## TASK DESCRIPTION
Spot each line in the records below where the word "with" occurs, then copy it.

## DATA LISTING

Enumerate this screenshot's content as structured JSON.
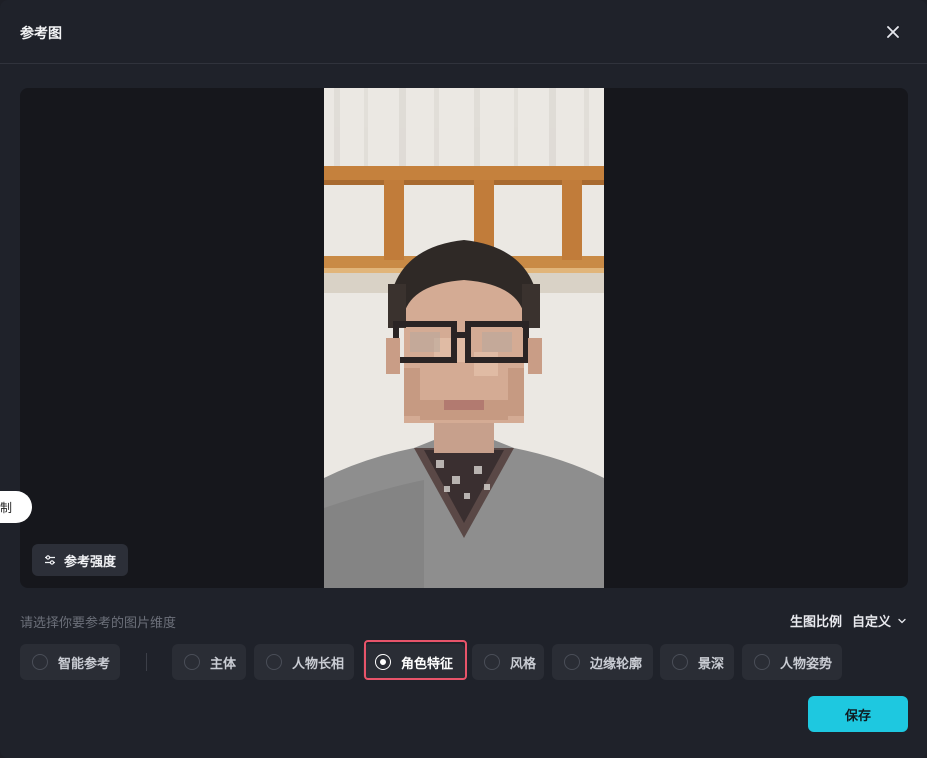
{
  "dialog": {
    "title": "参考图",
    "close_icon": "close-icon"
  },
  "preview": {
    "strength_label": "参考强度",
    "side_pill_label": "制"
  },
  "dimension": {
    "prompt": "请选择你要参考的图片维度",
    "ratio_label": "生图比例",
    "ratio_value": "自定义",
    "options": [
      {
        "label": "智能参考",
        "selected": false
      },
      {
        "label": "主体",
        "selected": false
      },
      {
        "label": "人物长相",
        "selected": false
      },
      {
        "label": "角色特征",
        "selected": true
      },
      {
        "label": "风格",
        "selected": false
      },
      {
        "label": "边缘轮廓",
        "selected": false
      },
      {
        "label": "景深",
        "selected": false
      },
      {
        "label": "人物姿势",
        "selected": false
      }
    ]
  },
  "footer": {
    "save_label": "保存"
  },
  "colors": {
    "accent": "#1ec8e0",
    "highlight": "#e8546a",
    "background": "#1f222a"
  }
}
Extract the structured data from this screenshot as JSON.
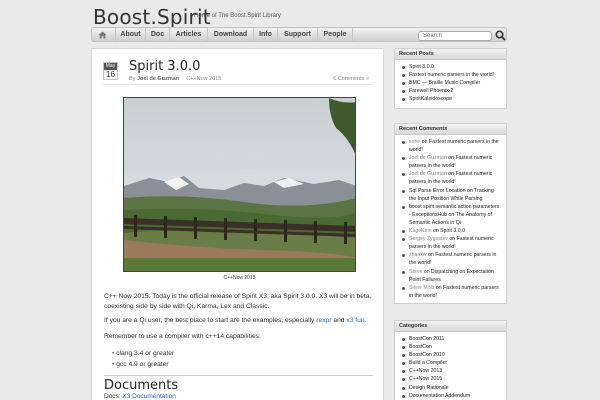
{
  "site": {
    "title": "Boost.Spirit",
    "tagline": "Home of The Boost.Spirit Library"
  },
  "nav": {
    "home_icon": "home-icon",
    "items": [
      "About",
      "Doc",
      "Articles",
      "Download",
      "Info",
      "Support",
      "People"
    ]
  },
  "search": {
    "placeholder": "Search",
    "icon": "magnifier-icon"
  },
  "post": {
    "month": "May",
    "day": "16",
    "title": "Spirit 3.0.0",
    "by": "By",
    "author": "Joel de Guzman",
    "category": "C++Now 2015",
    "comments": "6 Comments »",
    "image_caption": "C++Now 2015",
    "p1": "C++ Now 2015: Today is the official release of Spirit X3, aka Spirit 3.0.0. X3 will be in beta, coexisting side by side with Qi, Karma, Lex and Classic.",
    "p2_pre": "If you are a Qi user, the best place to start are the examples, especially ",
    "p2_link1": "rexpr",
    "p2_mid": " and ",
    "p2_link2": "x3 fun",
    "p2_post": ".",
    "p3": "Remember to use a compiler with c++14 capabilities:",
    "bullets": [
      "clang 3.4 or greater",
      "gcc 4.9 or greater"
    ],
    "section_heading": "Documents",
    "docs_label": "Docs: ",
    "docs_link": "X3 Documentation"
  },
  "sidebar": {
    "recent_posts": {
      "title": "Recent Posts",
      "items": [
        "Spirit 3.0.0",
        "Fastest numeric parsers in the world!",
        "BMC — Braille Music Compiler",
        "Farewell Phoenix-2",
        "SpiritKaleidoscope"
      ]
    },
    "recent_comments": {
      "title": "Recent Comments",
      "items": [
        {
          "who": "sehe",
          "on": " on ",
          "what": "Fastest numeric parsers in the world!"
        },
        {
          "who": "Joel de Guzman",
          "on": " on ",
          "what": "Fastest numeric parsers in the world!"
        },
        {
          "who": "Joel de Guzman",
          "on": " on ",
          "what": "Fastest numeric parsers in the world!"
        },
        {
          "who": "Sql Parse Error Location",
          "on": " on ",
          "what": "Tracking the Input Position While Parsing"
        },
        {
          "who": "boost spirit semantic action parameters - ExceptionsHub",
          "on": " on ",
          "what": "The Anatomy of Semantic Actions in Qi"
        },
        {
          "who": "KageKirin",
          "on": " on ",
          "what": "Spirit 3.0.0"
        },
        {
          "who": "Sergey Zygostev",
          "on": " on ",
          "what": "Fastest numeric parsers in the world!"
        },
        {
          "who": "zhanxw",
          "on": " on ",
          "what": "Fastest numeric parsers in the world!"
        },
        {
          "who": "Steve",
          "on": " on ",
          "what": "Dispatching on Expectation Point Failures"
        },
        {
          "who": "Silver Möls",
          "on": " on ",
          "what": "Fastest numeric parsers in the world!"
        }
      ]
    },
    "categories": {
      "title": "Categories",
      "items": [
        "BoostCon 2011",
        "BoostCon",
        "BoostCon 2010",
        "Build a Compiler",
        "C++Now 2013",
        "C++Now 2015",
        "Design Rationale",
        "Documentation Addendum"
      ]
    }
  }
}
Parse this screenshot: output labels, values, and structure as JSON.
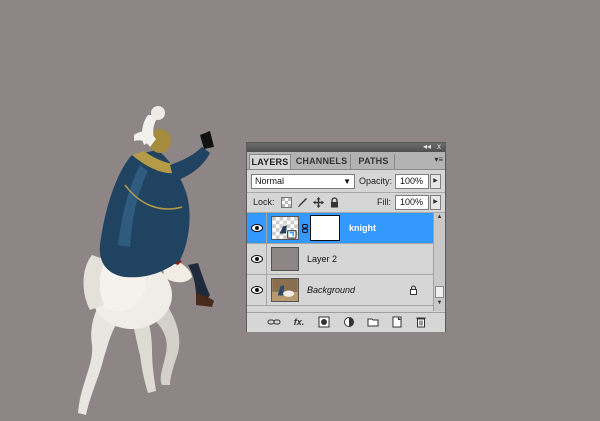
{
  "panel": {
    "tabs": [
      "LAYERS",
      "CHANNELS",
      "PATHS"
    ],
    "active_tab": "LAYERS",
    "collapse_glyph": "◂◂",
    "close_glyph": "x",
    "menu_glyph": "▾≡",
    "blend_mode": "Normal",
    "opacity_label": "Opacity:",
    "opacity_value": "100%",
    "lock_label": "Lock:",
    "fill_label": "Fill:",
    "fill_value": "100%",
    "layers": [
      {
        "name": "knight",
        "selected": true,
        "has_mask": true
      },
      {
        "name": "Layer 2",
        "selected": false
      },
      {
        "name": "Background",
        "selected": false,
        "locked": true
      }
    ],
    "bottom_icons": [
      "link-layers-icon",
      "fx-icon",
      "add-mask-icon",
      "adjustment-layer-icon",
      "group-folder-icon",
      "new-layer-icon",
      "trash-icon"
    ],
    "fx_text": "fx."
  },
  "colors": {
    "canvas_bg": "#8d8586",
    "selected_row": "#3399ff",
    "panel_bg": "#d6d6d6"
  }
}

## ANSWER
    "p1": "C++ Now 2015: Today is the official release of Spirit X3, aka Spirit 3.0.0. X3 will be in beta, coexisting side by side with Qi, Karma, Lex and Classic.",
    "p3": "Remember to use a compiler with c++14 capabilities:",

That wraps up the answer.